▶ **Activity**: For this exercise, repeat each entry exactly as written.

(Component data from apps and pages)
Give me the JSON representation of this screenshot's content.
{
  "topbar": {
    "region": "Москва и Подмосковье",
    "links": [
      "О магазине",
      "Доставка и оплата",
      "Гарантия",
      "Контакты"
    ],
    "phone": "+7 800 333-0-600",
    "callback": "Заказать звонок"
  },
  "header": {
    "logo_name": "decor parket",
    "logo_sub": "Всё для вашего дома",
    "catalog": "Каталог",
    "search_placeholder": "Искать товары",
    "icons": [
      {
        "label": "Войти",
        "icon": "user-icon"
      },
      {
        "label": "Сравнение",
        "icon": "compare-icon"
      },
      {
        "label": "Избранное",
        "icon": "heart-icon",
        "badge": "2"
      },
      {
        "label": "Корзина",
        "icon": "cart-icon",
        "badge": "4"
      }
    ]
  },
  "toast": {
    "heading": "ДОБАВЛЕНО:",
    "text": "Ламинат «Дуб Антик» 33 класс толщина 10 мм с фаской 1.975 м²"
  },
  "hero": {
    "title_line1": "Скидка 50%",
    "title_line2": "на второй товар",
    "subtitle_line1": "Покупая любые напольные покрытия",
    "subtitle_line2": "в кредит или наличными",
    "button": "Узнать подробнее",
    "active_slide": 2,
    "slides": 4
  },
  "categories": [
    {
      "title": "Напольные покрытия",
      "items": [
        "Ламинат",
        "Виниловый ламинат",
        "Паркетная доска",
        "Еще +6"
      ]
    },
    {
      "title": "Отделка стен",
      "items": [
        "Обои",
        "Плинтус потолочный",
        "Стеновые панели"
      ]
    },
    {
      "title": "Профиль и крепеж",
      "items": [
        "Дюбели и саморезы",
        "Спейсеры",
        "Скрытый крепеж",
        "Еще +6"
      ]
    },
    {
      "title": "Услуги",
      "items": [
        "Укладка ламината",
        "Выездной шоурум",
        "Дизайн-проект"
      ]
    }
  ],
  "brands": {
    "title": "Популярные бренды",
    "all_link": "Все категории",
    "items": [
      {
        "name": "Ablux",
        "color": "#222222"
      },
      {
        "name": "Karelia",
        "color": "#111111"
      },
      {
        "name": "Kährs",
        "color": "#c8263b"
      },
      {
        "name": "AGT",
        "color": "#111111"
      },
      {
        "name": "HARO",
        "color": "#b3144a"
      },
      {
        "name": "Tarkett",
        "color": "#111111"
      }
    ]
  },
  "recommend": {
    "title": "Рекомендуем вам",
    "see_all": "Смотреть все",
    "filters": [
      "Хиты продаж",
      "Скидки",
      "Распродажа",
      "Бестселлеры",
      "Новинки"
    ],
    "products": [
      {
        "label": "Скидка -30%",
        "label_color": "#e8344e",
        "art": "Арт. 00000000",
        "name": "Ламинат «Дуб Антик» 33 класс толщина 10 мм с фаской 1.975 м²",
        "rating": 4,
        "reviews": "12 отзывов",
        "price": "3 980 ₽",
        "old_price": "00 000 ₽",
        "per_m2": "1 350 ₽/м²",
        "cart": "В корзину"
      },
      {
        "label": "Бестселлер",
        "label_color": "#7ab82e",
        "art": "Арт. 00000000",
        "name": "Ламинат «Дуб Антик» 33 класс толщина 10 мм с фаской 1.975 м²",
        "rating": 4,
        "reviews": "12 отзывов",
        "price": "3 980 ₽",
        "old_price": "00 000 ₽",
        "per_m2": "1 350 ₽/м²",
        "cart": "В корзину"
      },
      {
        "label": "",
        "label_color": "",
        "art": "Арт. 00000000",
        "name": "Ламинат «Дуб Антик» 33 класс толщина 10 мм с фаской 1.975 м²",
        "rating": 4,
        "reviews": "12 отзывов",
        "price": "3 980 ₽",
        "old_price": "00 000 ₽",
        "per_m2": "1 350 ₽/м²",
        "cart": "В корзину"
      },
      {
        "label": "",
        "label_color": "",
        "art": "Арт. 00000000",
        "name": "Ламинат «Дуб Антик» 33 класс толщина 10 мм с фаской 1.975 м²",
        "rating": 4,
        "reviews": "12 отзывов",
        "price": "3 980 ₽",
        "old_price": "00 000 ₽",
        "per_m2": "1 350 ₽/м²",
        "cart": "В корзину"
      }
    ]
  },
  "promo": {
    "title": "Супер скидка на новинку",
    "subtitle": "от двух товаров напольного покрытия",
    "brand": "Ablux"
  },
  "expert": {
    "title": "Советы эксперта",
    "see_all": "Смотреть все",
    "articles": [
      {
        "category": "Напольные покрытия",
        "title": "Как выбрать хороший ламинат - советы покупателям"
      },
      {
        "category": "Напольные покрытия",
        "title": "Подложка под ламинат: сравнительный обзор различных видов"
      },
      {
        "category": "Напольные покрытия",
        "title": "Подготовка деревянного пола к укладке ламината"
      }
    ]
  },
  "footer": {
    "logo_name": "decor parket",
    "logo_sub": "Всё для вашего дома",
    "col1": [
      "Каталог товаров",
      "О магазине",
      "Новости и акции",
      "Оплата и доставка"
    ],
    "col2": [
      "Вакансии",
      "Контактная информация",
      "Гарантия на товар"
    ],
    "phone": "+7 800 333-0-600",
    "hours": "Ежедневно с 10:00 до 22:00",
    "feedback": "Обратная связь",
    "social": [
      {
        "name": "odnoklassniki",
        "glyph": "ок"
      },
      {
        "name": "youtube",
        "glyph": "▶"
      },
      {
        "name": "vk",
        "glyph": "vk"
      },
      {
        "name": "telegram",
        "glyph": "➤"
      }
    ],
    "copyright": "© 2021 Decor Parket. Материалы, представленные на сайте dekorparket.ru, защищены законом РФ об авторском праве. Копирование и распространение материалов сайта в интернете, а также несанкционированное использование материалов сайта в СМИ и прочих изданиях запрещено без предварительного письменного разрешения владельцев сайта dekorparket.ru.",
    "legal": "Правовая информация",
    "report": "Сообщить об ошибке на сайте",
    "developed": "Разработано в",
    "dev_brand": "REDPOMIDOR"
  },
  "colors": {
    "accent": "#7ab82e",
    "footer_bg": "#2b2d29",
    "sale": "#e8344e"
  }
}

▶ **Solution below**:
Give me the JSON representation of this screenshot's content.
{
  "topbar": {
    "region": "Москва и Подмосковье",
    "links": [
      "О магазине",
      "Доставка и оплата",
      "Гарантия",
      "Контакты"
    ],
    "phone": "+7 800 333-0-600",
    "callback": "Заказать звонок"
  },
  "header": {
    "logo_name": "decor parket",
    "logo_sub": "Всё для вашего дома",
    "catalog": "Каталог",
    "search_placeholder": "Искать товары",
    "icons": [
      {
        "label": "Войти",
        "icon": "user-icon"
      },
      {
        "label": "Сравнение",
        "icon": "compare-icon"
      },
      {
        "label": "Избранное",
        "icon": "heart-icon",
        "badge": "2"
      },
      {
        "label": "Корзина",
        "icon": "cart-icon",
        "badge": "4"
      }
    ]
  },
  "toast": {
    "heading": "ДОБАВЛЕНО:",
    "text": "Ламинат «Дуб Антик» 33 класс толщина 10 мм с фаской 1.975 м²"
  },
  "hero": {
    "title_line1": "Скидка 50%",
    "title_line2": "на второй товар",
    "subtitle_line1": "Покупая любые напольные покрытия",
    "subtitle_line2": "в кредит или наличными",
    "button": "Узнать подробнее",
    "active_slide": 2,
    "slides": 4
  },
  "categories": [
    {
      "title": "Напольные покрытия",
      "items": [
        "Ламинат",
        "Виниловый ламинат",
        "Паркетная доска",
        "Еще +6"
      ]
    },
    {
      "title": "Отделка стен",
      "items": [
        "Обои",
        "Плинтус потолочный",
        "Стеновые панели"
      ]
    },
    {
      "title": "Профиль и крепеж",
      "items": [
        "Дюбели и саморезы",
        "Спейсеры",
        "Скрытый крепеж",
        "Еще +6"
      ]
    },
    {
      "title": "Услуги",
      "items": [
        "Укладка ламината",
        "Выездной шоурум",
        "Дизайн-проект"
      ]
    }
  ],
  "brands": {
    "title": "Популярные бренды",
    "all_link": "Все категории",
    "items": [
      {
        "name": "Ablux",
        "color": "#222222"
      },
      {
        "name": "Karelia",
        "color": "#111111"
      },
      {
        "name": "Kährs",
        "color": "#c8263b"
      },
      {
        "name": "AGT",
        "color": "#111111"
      },
      {
        "name": "HARO",
        "color": "#b3144a"
      },
      {
        "name": "Tarkett",
        "color": "#111111"
      }
    ]
  },
  "recommend": {
    "title": "Рекомендуем вам",
    "see_all": "Смотреть все",
    "filters": [
      "Хиты продаж",
      "Скидки",
      "Распродажа",
      "Бестселлеры",
      "Новинки"
    ],
    "products": [
      {
        "label": "Скидка -30%",
        "label_color": "#e8344e",
        "art": "Арт. 00000000",
        "name": "Ламинат «Дуб Антик» 33 класс толщина 10 мм с фаской 1.975 м²",
        "rating": 4,
        "reviews": "12 отзывов",
        "price": "3 980 ₽",
        "old_price": "00 000 ₽",
        "per_m2": "1 350 ₽/м²",
        "cart": "В корзину"
      },
      {
        "label": "Бестселлер",
        "label_color": "#7ab82e",
        "art": "Арт. 00000000",
        "name": "Ламинат «Дуб Антик» 33 класс толщина 10 мм с фаской 1.975 м²",
        "rating": 4,
        "reviews": "12 отзывов",
        "price": "3 980 ₽",
        "old_price": "00 000 ₽",
        "per_m2": "1 350 ₽/м²",
        "cart": "В корзину"
      },
      {
        "label": "",
        "label_color": "",
        "art": "Арт. 00000000",
        "name": "Ламинат «Дуб Антик» 33 класс толщина 10 мм с фаской 1.975 м²",
        "rating": 4,
        "reviews": "12 отзывов",
        "price": "3 980 ₽",
        "old_price": "00 000 ₽",
        "per_m2": "1 350 ₽/м²",
        "cart": "В корзину"
      },
      {
        "label": "",
        "label_color": "",
        "art": "Арт. 00000000",
        "name": "Ламинат «Дуб Антик» 33 класс толщина 10 мм с фаской 1.975 м²",
        "rating": 4,
        "reviews": "12 отзывов",
        "price": "3 980 ₽",
        "old_price": "00 000 ₽",
        "per_m2": "1 350 ₽/м²",
        "cart": "В корзину"
      }
    ]
  },
  "promo": {
    "title": "Супер скидка на новинку",
    "subtitle": "от двух товаров напольного покрытия",
    "brand": "Ablux"
  },
  "expert": {
    "title": "Советы эксперта",
    "see_all": "Смотреть все",
    "articles": [
      {
        "category": "Напольные покрытия",
        "title": "Как выбрать хороший ламинат - советы покупателям"
      },
      {
        "category": "Напольные покрытия",
        "title": "Подложка под ламинат: сравнительный обзор различных видов"
      },
      {
        "category": "Напольные покрытия",
        "title": "Подготовка деревянного пола к укладке ламината"
      }
    ]
  },
  "footer": {
    "logo_name": "decor parket",
    "logo_sub": "Всё для вашего дома",
    "col1": [
      "Каталог товаров",
      "О магазине",
      "Новости и акции",
      "Оплата и доставка"
    ],
    "col2": [
      "Вакансии",
      "Контактная информация",
      "Гарантия на товар"
    ],
    "phone": "+7 800 333-0-600",
    "hours": "Ежедневно с 10:00 до 22:00",
    "feedback": "Обратная связь",
    "social": [
      {
        "name": "odnoklassniki",
        "glyph": "ок"
      },
      {
        "name": "youtube",
        "glyph": "▶"
      },
      {
        "name": "vk",
        "glyph": "vk"
      },
      {
        "name": "telegram",
        "glyph": "➤"
      }
    ],
    "copyright": "© 2021 Decor Parket. Материалы, представленные на сайте dekorparket.ru, защищены законом РФ об авторском праве. Копирование и распространение материалов сайта в интернете, а также несанкционированное использование материалов сайта в СМИ и прочих изданиях запрещено без предварительного письменного разрешения владельцев сайта dekorparket.ru.",
    "legal": "Правовая информация",
    "report": "Сообщить об ошибке на сайте",
    "developed": "Разработано в",
    "dev_brand": "REDPOMIDOR"
  },
  "colors": {
    "accent": "#7ab82e",
    "footer_bg": "#2b2d29",
    "sale": "#e8344e"
  }
}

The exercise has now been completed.